All the extant Comets were either scrapped or modified and the program to produce a Comet 2 with more powerful Rolls-Royce Avon engines was put put on hold. Some Comet 2s were modified to alleviate the fatigue problems and served with the RAF as the Comet C.2, but the Comet did not resume commercial airline service until 1958, when the much improved Comet 4 was introduced.
The Comet 4 included many modifications compared to the original Comet 1. It used a strengthened fuselage and round windows to alleviate the metal fatigue problems of the Comet 1. The Comet 4 was also a considerably larger aircraft, 5.64 m (18 ft 6 in) longer than the Comet 1 and typically seating 74 to 81 passengers, compared to the Comet 1's 36 to 44. It also had a longer range, higher cruising speed, and higher maximum takeoff weight. These improvements were possible largely due to the use of Rolls-Royce Avon engines with over twice the thrust of the Comet 1's de Havilland Ghosts.

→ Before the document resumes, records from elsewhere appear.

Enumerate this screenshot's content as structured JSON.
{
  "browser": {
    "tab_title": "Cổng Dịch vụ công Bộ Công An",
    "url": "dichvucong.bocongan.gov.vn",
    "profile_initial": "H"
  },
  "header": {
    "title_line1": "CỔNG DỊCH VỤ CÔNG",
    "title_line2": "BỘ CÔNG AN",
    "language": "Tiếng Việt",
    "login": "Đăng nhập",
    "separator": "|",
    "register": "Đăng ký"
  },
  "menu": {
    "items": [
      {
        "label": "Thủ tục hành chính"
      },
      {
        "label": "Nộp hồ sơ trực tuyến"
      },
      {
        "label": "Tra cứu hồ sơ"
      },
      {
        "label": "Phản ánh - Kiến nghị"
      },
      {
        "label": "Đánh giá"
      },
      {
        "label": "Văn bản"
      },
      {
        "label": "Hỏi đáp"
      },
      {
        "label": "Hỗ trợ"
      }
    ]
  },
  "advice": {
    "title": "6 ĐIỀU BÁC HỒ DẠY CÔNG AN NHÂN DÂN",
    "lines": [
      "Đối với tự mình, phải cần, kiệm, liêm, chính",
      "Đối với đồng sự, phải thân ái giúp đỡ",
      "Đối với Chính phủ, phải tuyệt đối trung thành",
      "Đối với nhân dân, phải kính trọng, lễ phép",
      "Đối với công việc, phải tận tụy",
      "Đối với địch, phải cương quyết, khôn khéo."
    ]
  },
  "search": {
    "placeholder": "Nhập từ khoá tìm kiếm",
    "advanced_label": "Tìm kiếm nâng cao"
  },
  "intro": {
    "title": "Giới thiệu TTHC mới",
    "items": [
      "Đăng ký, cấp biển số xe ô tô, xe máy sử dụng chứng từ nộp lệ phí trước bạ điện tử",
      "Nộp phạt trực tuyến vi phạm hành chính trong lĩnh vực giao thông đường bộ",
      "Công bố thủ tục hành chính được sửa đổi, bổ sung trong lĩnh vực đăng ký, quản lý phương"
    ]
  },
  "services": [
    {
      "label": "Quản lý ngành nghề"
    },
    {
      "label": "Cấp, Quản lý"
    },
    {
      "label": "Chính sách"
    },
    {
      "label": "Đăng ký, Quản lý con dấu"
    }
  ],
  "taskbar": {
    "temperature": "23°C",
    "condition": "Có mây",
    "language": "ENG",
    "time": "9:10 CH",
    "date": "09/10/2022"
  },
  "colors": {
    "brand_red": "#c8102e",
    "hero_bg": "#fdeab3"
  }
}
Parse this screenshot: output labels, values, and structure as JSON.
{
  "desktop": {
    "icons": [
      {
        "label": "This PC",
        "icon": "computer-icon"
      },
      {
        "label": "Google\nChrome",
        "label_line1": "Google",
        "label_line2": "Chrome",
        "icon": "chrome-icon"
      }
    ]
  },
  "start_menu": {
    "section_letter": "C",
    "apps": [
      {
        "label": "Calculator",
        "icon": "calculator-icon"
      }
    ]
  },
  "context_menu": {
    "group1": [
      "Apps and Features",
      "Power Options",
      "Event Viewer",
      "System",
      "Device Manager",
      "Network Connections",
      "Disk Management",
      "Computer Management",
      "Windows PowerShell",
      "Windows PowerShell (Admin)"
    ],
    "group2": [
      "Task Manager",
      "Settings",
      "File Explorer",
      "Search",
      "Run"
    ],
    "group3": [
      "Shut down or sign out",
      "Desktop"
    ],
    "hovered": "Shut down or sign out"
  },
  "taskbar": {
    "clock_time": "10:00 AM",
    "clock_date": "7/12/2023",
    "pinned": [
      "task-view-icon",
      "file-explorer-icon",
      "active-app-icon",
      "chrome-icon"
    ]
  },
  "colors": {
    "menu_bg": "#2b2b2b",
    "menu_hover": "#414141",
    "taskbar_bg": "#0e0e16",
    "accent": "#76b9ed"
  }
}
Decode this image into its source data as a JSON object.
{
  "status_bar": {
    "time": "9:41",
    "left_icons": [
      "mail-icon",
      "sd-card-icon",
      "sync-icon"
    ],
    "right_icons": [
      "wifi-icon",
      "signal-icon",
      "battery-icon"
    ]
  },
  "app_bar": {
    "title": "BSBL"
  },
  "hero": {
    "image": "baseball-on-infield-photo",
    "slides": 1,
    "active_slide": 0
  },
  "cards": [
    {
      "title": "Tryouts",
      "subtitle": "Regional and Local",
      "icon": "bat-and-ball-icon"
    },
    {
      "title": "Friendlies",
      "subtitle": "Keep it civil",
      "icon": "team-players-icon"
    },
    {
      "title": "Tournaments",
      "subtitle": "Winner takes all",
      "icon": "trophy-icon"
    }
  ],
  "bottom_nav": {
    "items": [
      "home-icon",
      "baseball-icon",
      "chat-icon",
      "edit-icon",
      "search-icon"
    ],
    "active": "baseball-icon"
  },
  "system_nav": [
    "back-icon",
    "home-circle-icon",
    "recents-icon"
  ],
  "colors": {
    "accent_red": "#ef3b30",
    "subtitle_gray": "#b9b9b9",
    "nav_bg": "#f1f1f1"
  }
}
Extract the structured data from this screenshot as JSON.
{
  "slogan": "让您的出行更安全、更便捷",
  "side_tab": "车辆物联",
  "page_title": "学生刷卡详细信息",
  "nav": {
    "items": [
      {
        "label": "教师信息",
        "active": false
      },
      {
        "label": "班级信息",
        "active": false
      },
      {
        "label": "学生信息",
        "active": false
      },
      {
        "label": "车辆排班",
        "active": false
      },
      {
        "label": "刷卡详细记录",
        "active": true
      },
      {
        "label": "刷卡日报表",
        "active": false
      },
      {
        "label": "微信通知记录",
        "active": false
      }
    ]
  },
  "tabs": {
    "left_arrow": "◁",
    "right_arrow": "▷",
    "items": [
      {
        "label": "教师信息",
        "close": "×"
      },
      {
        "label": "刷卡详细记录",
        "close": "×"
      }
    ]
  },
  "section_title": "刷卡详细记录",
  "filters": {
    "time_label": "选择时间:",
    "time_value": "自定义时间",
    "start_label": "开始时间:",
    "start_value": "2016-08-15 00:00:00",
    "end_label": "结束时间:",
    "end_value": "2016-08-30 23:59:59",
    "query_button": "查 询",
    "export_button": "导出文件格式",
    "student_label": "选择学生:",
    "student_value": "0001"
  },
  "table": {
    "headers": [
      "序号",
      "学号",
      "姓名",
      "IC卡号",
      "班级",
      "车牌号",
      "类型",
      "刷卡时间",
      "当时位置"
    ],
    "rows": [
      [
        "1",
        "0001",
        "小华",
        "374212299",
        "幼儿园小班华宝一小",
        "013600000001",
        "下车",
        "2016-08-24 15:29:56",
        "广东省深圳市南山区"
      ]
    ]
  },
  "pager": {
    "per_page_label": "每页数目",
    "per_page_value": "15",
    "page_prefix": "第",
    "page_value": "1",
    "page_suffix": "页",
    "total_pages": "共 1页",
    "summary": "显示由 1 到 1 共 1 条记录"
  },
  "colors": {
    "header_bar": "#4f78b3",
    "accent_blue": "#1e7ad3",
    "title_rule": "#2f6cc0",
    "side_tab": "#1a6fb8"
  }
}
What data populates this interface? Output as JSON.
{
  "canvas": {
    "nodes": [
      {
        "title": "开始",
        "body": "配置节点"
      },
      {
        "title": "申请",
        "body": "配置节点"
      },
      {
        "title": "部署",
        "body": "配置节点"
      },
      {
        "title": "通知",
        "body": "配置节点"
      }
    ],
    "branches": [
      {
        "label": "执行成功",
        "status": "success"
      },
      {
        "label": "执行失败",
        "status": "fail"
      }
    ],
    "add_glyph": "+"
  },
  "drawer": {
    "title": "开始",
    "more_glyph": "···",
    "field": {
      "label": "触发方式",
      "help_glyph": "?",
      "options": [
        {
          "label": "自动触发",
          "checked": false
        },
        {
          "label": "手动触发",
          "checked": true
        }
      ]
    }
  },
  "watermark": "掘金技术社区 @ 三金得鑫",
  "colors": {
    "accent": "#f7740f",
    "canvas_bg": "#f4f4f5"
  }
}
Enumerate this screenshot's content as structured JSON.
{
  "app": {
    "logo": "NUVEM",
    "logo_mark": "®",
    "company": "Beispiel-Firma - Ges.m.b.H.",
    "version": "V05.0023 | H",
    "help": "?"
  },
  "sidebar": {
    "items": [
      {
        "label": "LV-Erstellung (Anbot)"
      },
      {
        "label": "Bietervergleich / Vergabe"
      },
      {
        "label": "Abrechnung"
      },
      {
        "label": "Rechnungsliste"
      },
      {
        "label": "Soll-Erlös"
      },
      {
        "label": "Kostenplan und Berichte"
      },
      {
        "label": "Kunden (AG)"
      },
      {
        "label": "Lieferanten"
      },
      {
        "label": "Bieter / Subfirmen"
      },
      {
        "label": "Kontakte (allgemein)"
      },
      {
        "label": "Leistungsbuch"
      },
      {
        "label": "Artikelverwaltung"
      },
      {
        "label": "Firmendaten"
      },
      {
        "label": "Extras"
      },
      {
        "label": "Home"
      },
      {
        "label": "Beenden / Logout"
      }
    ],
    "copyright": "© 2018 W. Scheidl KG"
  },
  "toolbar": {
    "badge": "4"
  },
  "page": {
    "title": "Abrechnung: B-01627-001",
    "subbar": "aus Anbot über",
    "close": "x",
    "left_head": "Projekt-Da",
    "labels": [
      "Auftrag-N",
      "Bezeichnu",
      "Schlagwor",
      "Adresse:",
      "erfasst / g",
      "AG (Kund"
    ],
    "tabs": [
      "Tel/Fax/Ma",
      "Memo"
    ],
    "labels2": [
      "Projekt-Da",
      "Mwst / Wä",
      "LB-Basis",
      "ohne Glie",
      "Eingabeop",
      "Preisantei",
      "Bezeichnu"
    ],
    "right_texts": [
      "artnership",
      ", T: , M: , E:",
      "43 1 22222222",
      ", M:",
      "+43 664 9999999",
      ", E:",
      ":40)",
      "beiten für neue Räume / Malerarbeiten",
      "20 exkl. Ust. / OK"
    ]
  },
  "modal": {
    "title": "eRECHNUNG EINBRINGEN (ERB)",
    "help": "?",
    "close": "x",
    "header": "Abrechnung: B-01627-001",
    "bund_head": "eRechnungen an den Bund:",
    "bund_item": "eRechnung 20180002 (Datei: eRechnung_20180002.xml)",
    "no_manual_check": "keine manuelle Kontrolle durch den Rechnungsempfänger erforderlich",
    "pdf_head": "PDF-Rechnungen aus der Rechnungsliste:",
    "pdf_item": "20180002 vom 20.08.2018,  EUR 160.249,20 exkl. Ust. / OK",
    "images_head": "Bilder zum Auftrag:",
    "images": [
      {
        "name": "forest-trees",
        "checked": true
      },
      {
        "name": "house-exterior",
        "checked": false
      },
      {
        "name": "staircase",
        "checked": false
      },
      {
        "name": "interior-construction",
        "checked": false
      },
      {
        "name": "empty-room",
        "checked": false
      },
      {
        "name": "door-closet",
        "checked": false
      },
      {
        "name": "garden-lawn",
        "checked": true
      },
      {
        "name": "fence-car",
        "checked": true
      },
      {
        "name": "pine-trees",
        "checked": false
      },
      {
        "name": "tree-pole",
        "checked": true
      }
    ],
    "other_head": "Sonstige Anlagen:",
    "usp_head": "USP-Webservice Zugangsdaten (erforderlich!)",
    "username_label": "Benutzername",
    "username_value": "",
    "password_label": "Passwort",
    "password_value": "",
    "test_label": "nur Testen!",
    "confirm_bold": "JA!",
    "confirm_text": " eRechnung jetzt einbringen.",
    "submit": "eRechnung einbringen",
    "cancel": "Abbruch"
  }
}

BOAC ordered 19 Comet 4s in March 1955, despite the Comet 1's problems. The Comet 4 first flew on April 27, 1958, and deliveries to BOAC began that September. BOAC initiated Comet 4 service with a flight from London to New York via Gander on October 4, 1958. That flight was the first scheduled trans-Atlantic passenger jet service, beating Pan Am's inaugural 707 service by three weeks.
Two other variants of the Comet 4 were developed. The Comet 4B included a a stretched fuselage and shorter wings; it was targeted to the fairly short-range operations of British European Airways, which placed an initial order for it in 1958. The Comet 4B first flew on June 27, 1959, and BEA inaugurated services with in in April 1960. The final Comet 4 variant was the Comet 4C, with the longer fuselage of the Comet 4B but the larger wings and fuel tanks of the original Comet 4, which gave it a longer range than the 4B. It first flew on October 31, 1959, and Mexicana started Comet 4C services in 1960.
In total, 76 Comet 4 family airplanes were delivered from 1958 to 1964. Although BOAC retired its Comet 4s from revenue service in 1965, other operators (of which Dan-Air was the largest and last) continued flying commercial passenger services with the planes until 1980. The last Comet flight was conducted in 1997 by a Comet 4C that had been owned by the British government.
Although the Comet was the first jetliner in service, the interruption of commercial service and the damage to the aircraft's reputation caused by the Comet 1 fatigue failures meant that the jetliner market was dominated by Boeing, which flew the first prototype 707 in 1954, and Douglas, which launched the DC-8 program in 1955. Only fifteen airlines ever used the Comet, the proposed Comet 5 was never built, and the Comet 4s were slowly withdrawn from service.
Perhaps as a mark of respect, a preserved Comet 4 in BOAC livery is on display at the Museum of Flight, next to Boeing's Seattle factory.
The Nimrod, a military maritime patrol aircraft, is a larger and heavily modified variation on the Comet design. It is the only large aircraft still in service that has engines built into its wings rather than slung beneath them or mounted either side of the rear fuselage.
- Length: 28.61 m
- Wingspan: 34.98 m
- Wing area: 188.3 mē
- Height: 9 m
- Weight: (maximum) 47,620 kg
- Power: 4 de Havilland Ghost 50 Mk. 1 turbojets, 89,200 N thrust
- Speed: (cruise) 725 km/h
- Ceiling: 12,800 m
- Range: 2,415 km
- Crew: 4
- Passengers: 36 (three classes)